Grant could help deputies go digital
The Orange County Sheriff’s Office will use a federal grant to buy digital radios, which Sheriff Keith Merritt said is part of Southeast Texas’ law enforcement future.
County commissioners in regular session this week changed the scope of the $185,000 grant regarding security cameras along Farm Road 1006 – to the newer radios.
Merritt said the FM 1006 grant hit several obstacles and his department wouldn’t be able to make the grant deadline.
Purchasing radios will still keep the grant within the original guidelines which specify communications equipment. The grant is 100 percent funded with no match to the county.
All law agencies in Southeast Texas are starting a push toward digital radios, Merritt said, with the unofficial deadline being sometime late in 2011.
The old analog systems will still be used until all agencies make the switch.

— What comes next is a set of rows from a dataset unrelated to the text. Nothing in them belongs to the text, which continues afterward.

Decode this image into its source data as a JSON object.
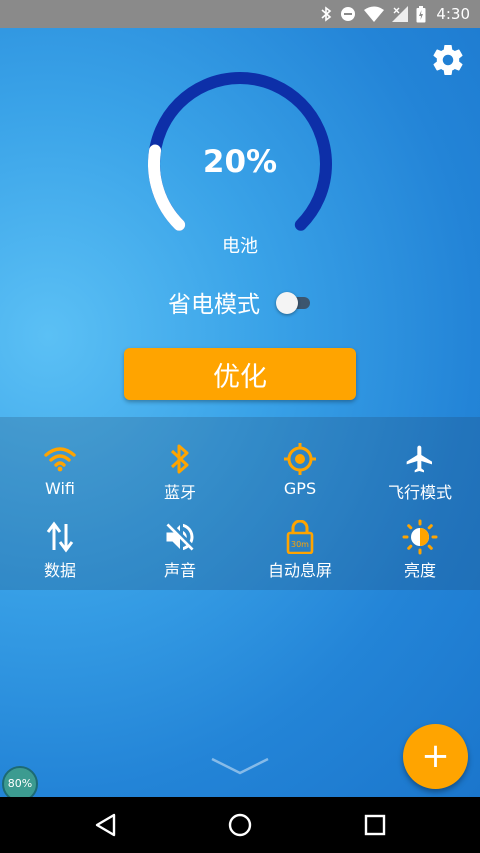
{
  "status_bar": {
    "time": "4:30",
    "icons": [
      "bluetooth-icon",
      "do-not-disturb-icon",
      "wifi-icon",
      "no-signal-icon",
      "battery-charging-icon"
    ]
  },
  "battery": {
    "percent_text": "20%",
    "level": 0.2,
    "label": "电池"
  },
  "power_saving": {
    "label": "省电模式",
    "enabled": false
  },
  "optimize_button": {
    "label": "优化"
  },
  "quick_settings": [
    {
      "label": "Wifi",
      "icon": "wifi-icon"
    },
    {
      "label": "蓝牙",
      "icon": "bluetooth-icon"
    },
    {
      "label": "GPS",
      "icon": "gps-icon"
    },
    {
      "label": "飞行模式",
      "icon": "airplane-icon"
    },
    {
      "label": "数据",
      "icon": "data-arrows-icon"
    },
    {
      "label": "声音",
      "icon": "sound-off-icon"
    },
    {
      "label": "自动息屏",
      "icon": "screen-timeout-icon",
      "badge": "30m"
    },
    {
      "label": "亮度",
      "icon": "brightness-icon"
    }
  ],
  "fab": {
    "label": "+"
  },
  "floating_badge": {
    "label": "80%"
  },
  "colors": {
    "accent": "#ffa400",
    "gauge_track": "#0d2fa8",
    "gauge_fill": "#ffffff"
  }
}
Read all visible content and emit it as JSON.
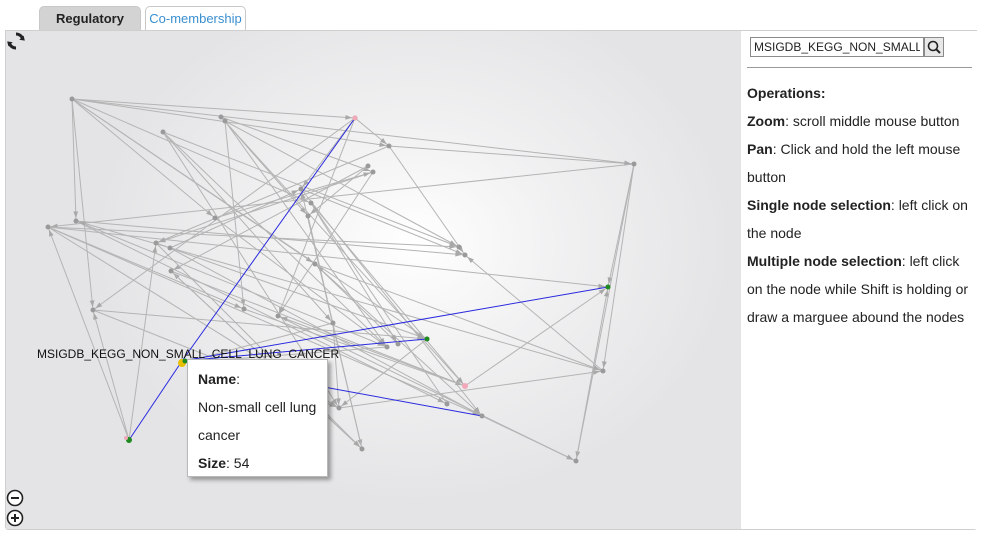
{
  "tabs": [
    {
      "label": "Regulatory",
      "active": true
    },
    {
      "label": "Co-membership",
      "active": false
    }
  ],
  "search": {
    "value": "MSIGDB_KEGG_NON_SMALL_CELL_LUNG_CANCER"
  },
  "operations": {
    "title": "Operations:",
    "items": [
      {
        "term": "Zoom",
        "text": ": scroll middle mouse button"
      },
      {
        "term": "Pan",
        "text": ": Click and hold the left mouse button"
      },
      {
        "term": "Single node selection",
        "text": ": left click on the node"
      },
      {
        "term": "Multiple node selection",
        "text": ": left click on the node while Shift is holding or draw a marguee abound the nodes"
      }
    ]
  },
  "graph": {
    "selected_node_label": "MSIGDB_KEGG_NON_SMALL_CELL_LUNG_CANCER",
    "tooltip": {
      "name_label": "Name",
      "name_value": "Non-small cell lung cancer",
      "size_label": "Size",
      "size_value": "54"
    }
  },
  "colors": {
    "edge": "#b4b4b4",
    "highlight_edge": "#2a2ae0",
    "tab_link": "#3a8fd0",
    "node_green": "#1f8a1f",
    "node_pink": "#f2a8b8",
    "node_yellow": "#e8c000"
  },
  "icons": {
    "refresh": "refresh-icon",
    "zoom_out": "zoom-out-icon",
    "zoom_in": "zoom-in-icon",
    "search": "search-icon"
  }
}
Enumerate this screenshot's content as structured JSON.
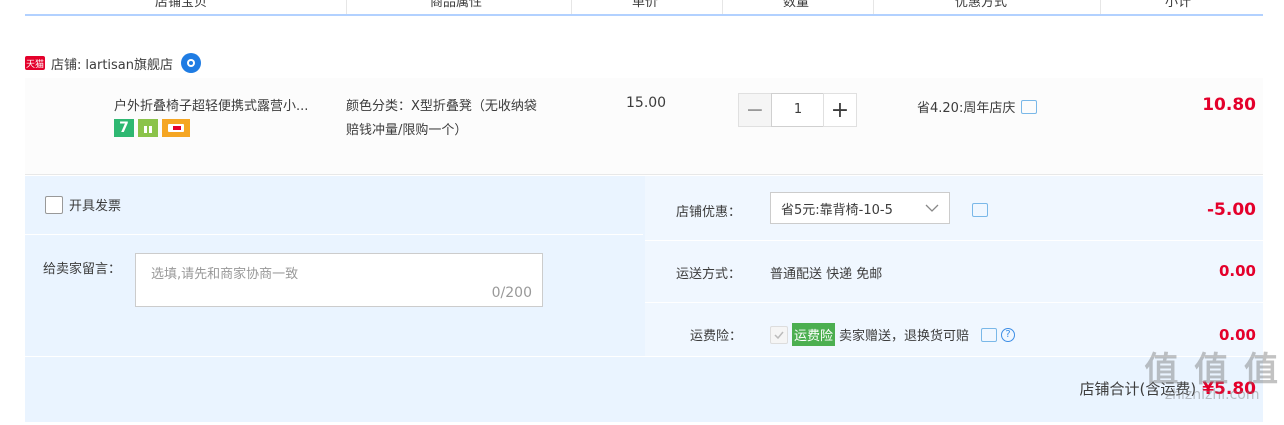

Agencies presently use the 800 megahertz band and will continue to do so within the digital spectrum.
Digital transmissions cannot generally be picked up on scanners available to the public, Merritt said, and law enforcement officials like that since many criminals use the devices to monitor broadcasts.
The original grant, to enhance security near Orange County industrial locations, was approved in April, 2008, and funded by the Justice and Homeland Security departments, among others.
New county health program
Personnel Director Jill Frillou discussed a new health program available to county employees within the Texas Association Counties system, which Precinct 1 Commissioner David Dubose said could save money based on TAC surveys.
The Planned Actions Toward Health, or PATH, will cost county employees who sign up $30. Spouses are also eligible since they’re covered through county insurance benefits.
“We want to start stressing health education and quality of life for employees,” Frillou said. “With the healthier our employees are, and the benefits we’re going to get as far as absenteeism and employee health awareness – we’re excited about all the information that TAC is making available to us that we can share.”
The program has an Olympics theme and lasts 10 weeks. March 6 is the deadline to sign-up. After further instructions, employees will be able to register online. Answers will be kept confidential.
“You log your walking hours is basically what you do,” Frillou said. “Every employee will get a pedometer.”
Contests and challenges can be made between departments within the county, or even extend to other counties, she said.
“This can create lifestyle changes,” Dubose said, adding that TAC reports a 3 to 1 return in other counties.
Assuming all 400,000 Orange County employees sign up, it will cost $12,000 to implement a program that could see an overall savings of $36,000.
Through seminars throughout the year, the county also offers employees information on diet, nutrition, diabetes and other health topics.